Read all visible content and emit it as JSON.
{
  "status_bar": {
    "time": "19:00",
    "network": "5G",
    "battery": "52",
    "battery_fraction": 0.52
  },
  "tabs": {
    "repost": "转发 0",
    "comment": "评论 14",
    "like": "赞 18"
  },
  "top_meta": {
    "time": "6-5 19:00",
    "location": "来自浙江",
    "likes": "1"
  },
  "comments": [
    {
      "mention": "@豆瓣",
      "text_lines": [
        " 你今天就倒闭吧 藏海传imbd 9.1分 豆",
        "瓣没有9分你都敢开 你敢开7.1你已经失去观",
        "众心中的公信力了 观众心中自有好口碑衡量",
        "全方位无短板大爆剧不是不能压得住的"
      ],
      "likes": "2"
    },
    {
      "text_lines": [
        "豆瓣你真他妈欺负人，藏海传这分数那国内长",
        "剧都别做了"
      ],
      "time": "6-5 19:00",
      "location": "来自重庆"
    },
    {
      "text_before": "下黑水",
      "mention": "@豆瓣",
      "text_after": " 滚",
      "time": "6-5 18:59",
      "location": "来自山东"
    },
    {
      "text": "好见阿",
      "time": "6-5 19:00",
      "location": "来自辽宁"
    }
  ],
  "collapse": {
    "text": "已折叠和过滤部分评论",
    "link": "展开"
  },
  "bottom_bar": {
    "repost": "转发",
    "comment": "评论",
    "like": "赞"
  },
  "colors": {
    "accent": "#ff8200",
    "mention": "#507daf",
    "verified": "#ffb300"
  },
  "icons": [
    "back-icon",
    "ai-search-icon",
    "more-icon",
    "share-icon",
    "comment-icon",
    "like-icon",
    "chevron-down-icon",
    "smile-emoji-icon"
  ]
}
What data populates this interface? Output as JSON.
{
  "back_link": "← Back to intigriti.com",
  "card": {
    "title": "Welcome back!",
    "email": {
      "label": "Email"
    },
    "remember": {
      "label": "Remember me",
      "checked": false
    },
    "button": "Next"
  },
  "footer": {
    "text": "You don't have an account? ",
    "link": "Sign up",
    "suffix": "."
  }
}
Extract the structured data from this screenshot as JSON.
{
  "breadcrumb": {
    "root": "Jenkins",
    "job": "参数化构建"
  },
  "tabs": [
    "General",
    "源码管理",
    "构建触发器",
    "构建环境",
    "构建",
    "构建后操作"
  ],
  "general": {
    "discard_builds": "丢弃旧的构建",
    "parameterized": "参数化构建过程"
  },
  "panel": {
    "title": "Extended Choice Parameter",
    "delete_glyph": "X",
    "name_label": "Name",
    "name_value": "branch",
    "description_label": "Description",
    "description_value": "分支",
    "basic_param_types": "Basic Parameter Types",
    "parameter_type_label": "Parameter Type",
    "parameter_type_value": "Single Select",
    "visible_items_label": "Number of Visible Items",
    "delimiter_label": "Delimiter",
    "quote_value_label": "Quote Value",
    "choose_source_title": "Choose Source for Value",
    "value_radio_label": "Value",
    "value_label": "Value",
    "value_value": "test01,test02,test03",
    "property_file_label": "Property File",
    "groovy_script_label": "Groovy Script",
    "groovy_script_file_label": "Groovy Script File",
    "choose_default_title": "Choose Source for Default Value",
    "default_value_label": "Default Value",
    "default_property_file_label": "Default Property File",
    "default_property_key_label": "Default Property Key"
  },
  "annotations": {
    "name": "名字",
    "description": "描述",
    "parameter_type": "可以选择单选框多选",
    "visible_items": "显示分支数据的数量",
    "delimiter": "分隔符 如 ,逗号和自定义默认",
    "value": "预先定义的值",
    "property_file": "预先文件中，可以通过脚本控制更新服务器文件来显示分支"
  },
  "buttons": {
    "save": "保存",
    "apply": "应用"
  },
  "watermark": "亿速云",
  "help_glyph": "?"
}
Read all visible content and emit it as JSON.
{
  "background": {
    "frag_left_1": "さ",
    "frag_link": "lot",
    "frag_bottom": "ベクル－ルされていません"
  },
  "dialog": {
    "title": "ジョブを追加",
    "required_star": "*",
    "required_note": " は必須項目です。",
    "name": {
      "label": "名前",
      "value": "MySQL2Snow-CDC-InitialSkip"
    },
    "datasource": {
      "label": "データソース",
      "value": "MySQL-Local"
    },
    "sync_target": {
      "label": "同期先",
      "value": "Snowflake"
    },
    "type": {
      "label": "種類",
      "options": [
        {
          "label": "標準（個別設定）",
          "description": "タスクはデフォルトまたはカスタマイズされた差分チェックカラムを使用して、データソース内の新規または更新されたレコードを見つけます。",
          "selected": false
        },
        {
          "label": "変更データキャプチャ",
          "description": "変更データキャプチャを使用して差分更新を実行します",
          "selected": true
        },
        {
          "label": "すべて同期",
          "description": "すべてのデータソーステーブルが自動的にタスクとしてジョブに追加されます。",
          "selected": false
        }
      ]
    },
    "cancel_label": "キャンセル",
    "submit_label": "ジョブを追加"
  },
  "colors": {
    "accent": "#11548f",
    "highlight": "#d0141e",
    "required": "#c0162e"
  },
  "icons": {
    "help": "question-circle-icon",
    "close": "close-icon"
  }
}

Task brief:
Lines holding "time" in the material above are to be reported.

Answer box:
    "time": "19:00",
    "time": "6-5 19:00",
      "time": "6-5 19:00",
      "time": "6-5 18:59",
      "time": "6-5 19:00",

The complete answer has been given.